NYC Rapid Transit Railroad

Today in History, March 24, 1900:

New York City Mayor Robert Anthony Van Wyck uses a silver spade to turn the first shovel-full of dirt on a new project: The first underground “Rapid Transit Railroad” in NYC. The first leg would run from Manhattan to Brooklyn. What is now known as the subway would get someone from downtown to Harlem in 13 minutes.

“When Mayor Van Wyck, silver spade in hand, lifted the first shovel of dirt from a small excavation in the flagging in front of the City Hall yesterday, the rapid transit tunnel was officially begun. Around New York’s Chief Magistrate were grouped the men whose persevering work of years had at last made rapid transit a certainty in New York, city officials who have aided them more-or-less in their efforts, financiers who came to the rescue when their aid was most needed, citizens whose names are a power in the professional and commercial world. and beyond all these, banked in almost solid phalanx from the sidewalks of Broadway across the park to the tall buildings in Park Row, were thousands of citizens of all degrees of life, who fought and struggled for position to witness one of the most important events in the history of the city.” –The New York Times, March 25, 1900

One Man…Many Lives

Today in History, January 24, 1965:

Sir Winston Leonard Spencer Churchill died at the age of 90 in London, England.

I normally try to avoid posting people’s birth and natural cause death dates. These are natural events in their lives, which we all experience. Normally not something they “accomplished.” However as I did my standard research for today’s date, my mind was changed.

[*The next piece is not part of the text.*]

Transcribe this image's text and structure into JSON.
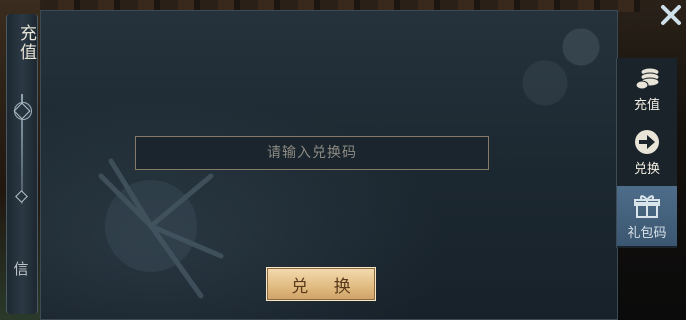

Most of the individuals I post about led significant lives…and finding their connections through time is one of my favorite subjects. Yet as I read over several events that I might post about for just this single date, I kept seeing major events which I recognized for having one thing in common…or one person…the remarkable Winston Churchill.

So. Keeping in mind these events are only a microcosm of the influence he had during his 90 years on this Earth:

January 24, 1900. 26-year-old Winston Churchill was a correspondent covering the Boer War in South Africa when he was made a Lieutenant for his exploits. On today’s date he covered the Battle of Spion Kop during the Siege of Ladysmith. During the war he would manage to distinguish himself in combat.

January 24, 1915. The Royal Navy engages the German Navy at the famous Battle of Dogger Bank due to intelligence gained by the Admiralty. In charge of the Admiralty was a 41-year-old First Lord of the Admiralty, Winston Churchill. He would leave the office somewhat in disgrace after failed efforts in the Dardanelles and Gallipoli…but the indefatigable man would reinvent himself, serving in the government in several posts, including Lord of the Admiralty again.

January 24, 1943. After having done his time in “the wilderness” when he was nearly the sole voice shouting against appeasement of the Nazi regime, now Winston Churchill was the Prime Minister of Britain. On this date he concluded a landmark conference with American President Franklin Roosevelt at Casablanca, Morocco, during which the Allied leaders set the course for the second world war.

There is so much more to cover that Churchill was involved in; what an amazing life!

“If Warren Ever Dies, He Will Be Shot…”

Today in History, July 7, 1900:Warren Earp is killed in a bar fight in Willcox, Arizona. This is interesting for the “here’s something I didn’t know” and the “we aren’t told everything” categories. Most of us know of the exploits of Wyatt, Morgan and Virgil Earp. But how many know of Warren, the youngest brother? After Morgan was murdered and Virgil was injured in the aftermath of the “Gunfight at the O.K. Corral”, Warren, who had been visiting his parents in California, returned to Tombstone and helped Wyatt hunt down the “Cowboys” that had victimized their brothers. But, as Virgil said, “‘If Warren ever dies he will be shot. He is too hasty, quick-tempered and too ready to pick a quarrel. Besides he will not let bygones be bygones, and on that account, I expect that he will meet a violent death.” Virgil was right. On this date in 1900 Warren was bullying a local range boss, Johnny Boyett in a local bar, advancing on him and threatening him, when Boyett fired 5 rounds into him. Boyett hid out for some time, afraid of revenge from the Earp brothers. While Virgil did conduct his own investigation and decided that it was murder, Wyatt never became involved. Boyett died of natural causes in Texas, never harassed by Wyatt or Virgil.